AIMS: To examine whether and to what extent emotion reactions of nursing students are affected by emotional features inherent in nursing care situations, focusing on gender and aggression. BACKGROUND: How individual characteristics of nurse students interact with emotional demands inherent in nursing practice and modulate the way they are perceived and acted upon may have an impact on quality of patient care. DESIGN: Cross-sectional study, conducted from May to September 2013. METHODS: Nursing students (N = 157) of the Nursing Degree Course of School of Medicine, Bologna University, completed self-report questionnaires assessing individual differences (i.e. aggression, personality traits, empathy) and evaluated emotion-inducing pictures of pleasant, unpleasant and neutral content. RESULTS: Gender and verbal aggression level modulate emotional responses of nursing students: females rated negative picture categories as significantly less pleasant than male students; those with high compared to low verbal aggression levels rated negative stimuli as less arousing and more pleasant. Verbal aggression level is positively related to physical aggression and anger and negatively related to emotional stability and empathy in both males and females. CONCLUSION: High verbal aggression scores seem to be associated with attenuated arousal in response to emotional stimuli and decreased aversive reaction towards negative content pictures, indicating a potential facilitation of approach and management of adverse events strictly connected to nursing practice. Nonetheless, aggression can represent a risk factor in nursing practice. Negative implications of verbal aggression are highlighted together with the need for tailoring education programs aimed at enhancing emotion regulation and aggression management skills in nursing context.

The modulating role of gender and aggression in emotional reactions of nursing students: A cross-sectional study.

Edita Fino;Michela Mazzetti
2019

Abstract

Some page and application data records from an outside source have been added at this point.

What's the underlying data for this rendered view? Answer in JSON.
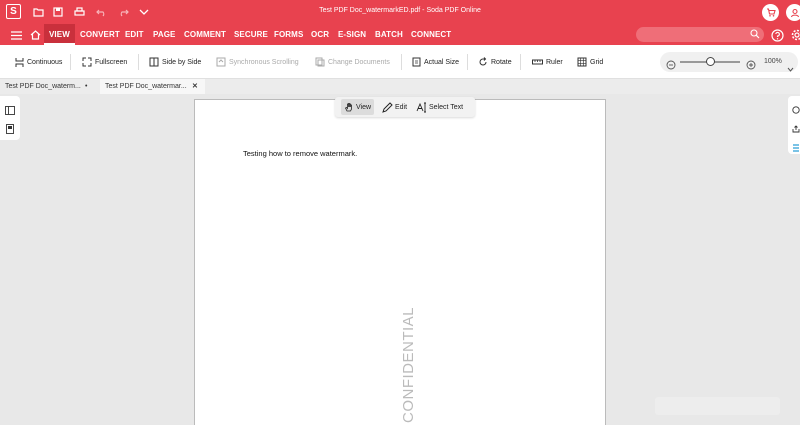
{
  "app": {
    "logo_letter": "S",
    "window_title": "Test PDF Doc_watermarkED.pdf - Soda PDF Online"
  },
  "menu": {
    "items": [
      "VIEW",
      "CONVERT",
      "EDIT",
      "PAGE",
      "COMMENT",
      "SECURE",
      "FORMS",
      "OCR",
      "E-SIGN",
      "BATCH",
      "CONNECT"
    ],
    "active": "VIEW"
  },
  "toolbar": {
    "continuous": "Continuous",
    "fullscreen": "Fullscreen",
    "side_by_side": "Side by Side",
    "sync_scrolling": "Synchronous Scrolling",
    "change_documents": "Change Documents",
    "actual_size": "Actual Size",
    "rotate": "Rotate",
    "ruler": "Ruler",
    "grid": "Grid",
    "zoom": "100%",
    "zoom_level": 0.5
  },
  "tabs": [
    {
      "label": "Test PDF Doc_waterm...",
      "close": "•"
    },
    {
      "label": "Test PDF Doc_watermar...",
      "close": "✕"
    }
  ],
  "mode": {
    "view": "View",
    "edit": "Edit",
    "select_text": "Select Text"
  },
  "document": {
    "body_text": "Testing how to remove watermark.",
    "watermark": "CONFIDENTIAL"
  },
  "colors": {
    "brand": "#e8424f",
    "brand_dark": "#c9303c"
  },
  "icons": [
    "menu-icon",
    "home-icon",
    "open-folder-icon",
    "save-icon",
    "print-icon",
    "undo-icon",
    "redo-icon",
    "chevron-down-icon",
    "cart-icon",
    "account-icon",
    "help-icon",
    "settings-icon",
    "search-icon",
    "hand-icon",
    "pencil-icon",
    "select-text-icon"
  ]
}
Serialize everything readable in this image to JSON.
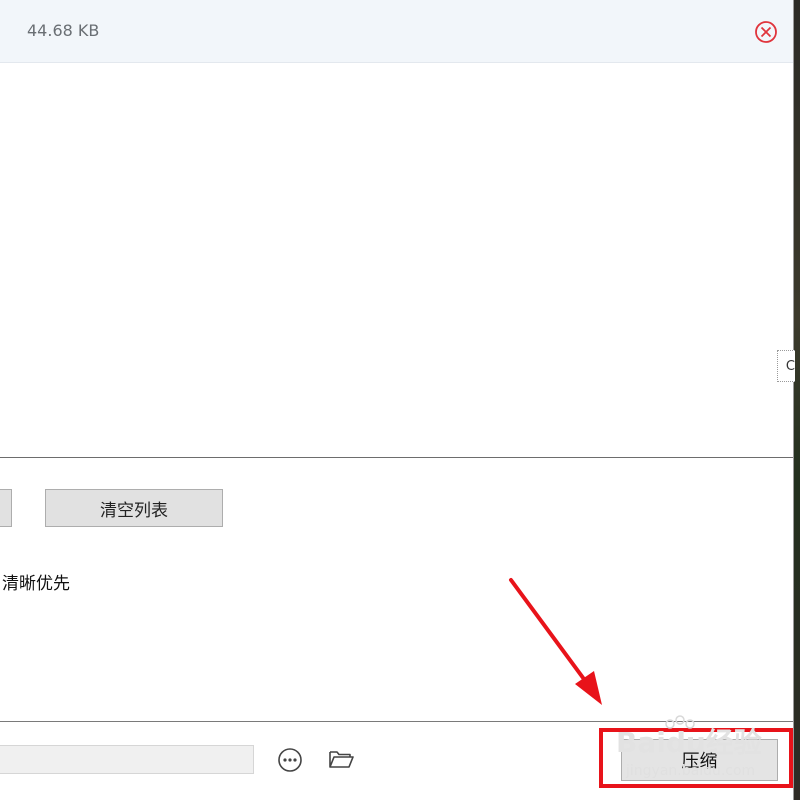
{
  "file_row": {
    "size": "44.68 KB"
  },
  "buttons": {
    "clear_list": "清空列表",
    "compress": "压缩"
  },
  "options": {
    "quality_label": "清晰优先"
  },
  "bottom_bar": {
    "path_value": ""
  },
  "side_tab": {
    "label": "C"
  },
  "watermark": {
    "brand": "Baidu经验",
    "url": "jingyan.baidu.com"
  },
  "colors": {
    "annotation_red": "#e8131a",
    "remove_icon_red": "#e0343c"
  }
}
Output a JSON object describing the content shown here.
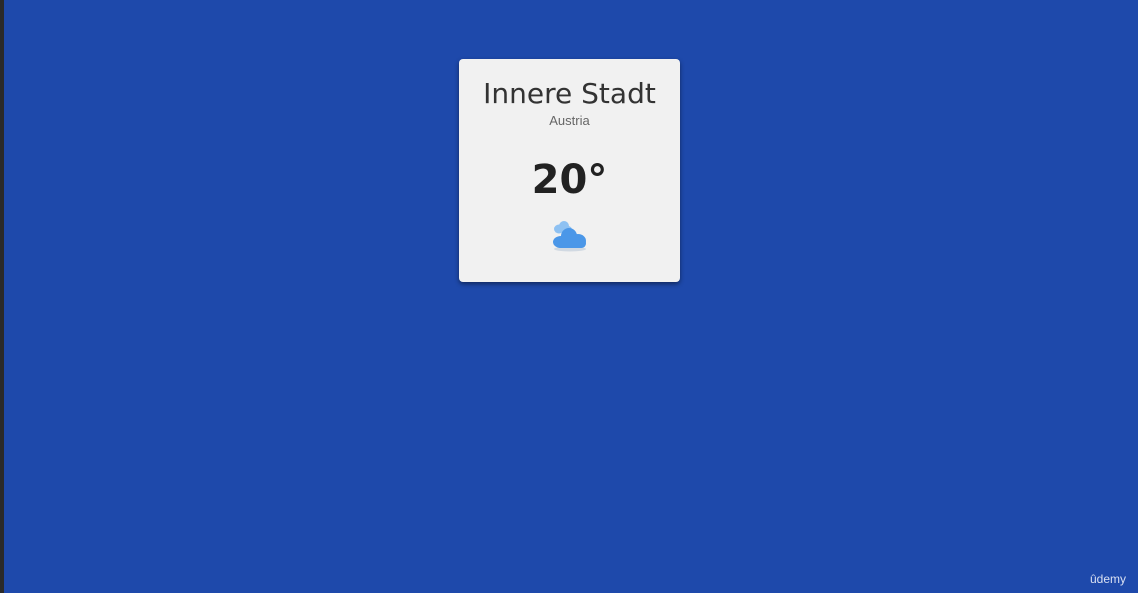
{
  "weather_card": {
    "city": "Innere Stadt",
    "country": "Austria",
    "temperature": "20°",
    "condition_icon": "partly-cloudy-icon"
  },
  "watermark": "ûdemy",
  "colors": {
    "background": "#1e49ab",
    "card": "#f1f1f1",
    "icon_blue": "#4b97e8",
    "icon_light_blue": "#8ec1f2"
  }
}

AIMS: To examine whether and to what extent emotion reactions of nursing students are affected by emotional features inherent in nursing care situations, focusing on gender and aggression. BACKGROUND: How individual characteristics of nurse students interact with emotional demands inherent in nursing practice and modulate the way they are perceived and acted upon may have an impact on quality of patient care. DESIGN: Cross-sectional study, conducted from May to September 2013. METHODS: Nursing students (N = 157) of the Nursing Degree Course of School of Medicine, Bologna University, completed self-report questionnaires assessing individual differences (i.e. aggression, personality traits, empathy) and evaluated emotion-inducing pictures of pleasant, unpleasant and neutral content. RESULTS: Gender and verbal aggression level modulate emotional responses of nursing students: females rated negative picture categories as significantly less pleasant than male students; those with high compared to low verbal aggression levels rated negative stimuli as less arousing and more pleasant. Verbal aggression level is positively related to physical aggression and anger and negatively related to emotional stability and empathy in both males and females. CONCLUSION: High verbal aggression scores seem to be associated with attenuated arousal in response to emotional stimuli and decreased aversive reaction towards negative content pictures, indicating a potential facilitation of approach and management of adverse events strictly connected to nursing practice. Nonetheless, aggression can represent a risk factor in nursing practice. Negative implications of verbal aggression are highlighted together with the need for tailoring education programs aimed at enhancing emotion regulation and aggression management skills in nursing context.
JOURNAL OF ADVANCED NURSING
Edita Fino, Serena Di Campli, Giulia Patrignani, Michela Mazzetti
File in questo prodotto:
Eventuali allegati, non sono esposti

I documenti in IRIS sono protetti da copyright e tutti i diritti sono riservati, salvo diversa indicazione.

Utilizza questo identificativo per citare o creare un link a questo documento: http://hdl.handle.net/11585/670931
 Attenzione

Attenzione! I dati visualizzati non sono stati sottoposti a validazione da parte dell'ateneo

Citazioni
  • ???jsp.display-item.citation.pmc??? 7
  • Scopus 9
  • ???jsp.display-item.citation.isi??? 8
social impact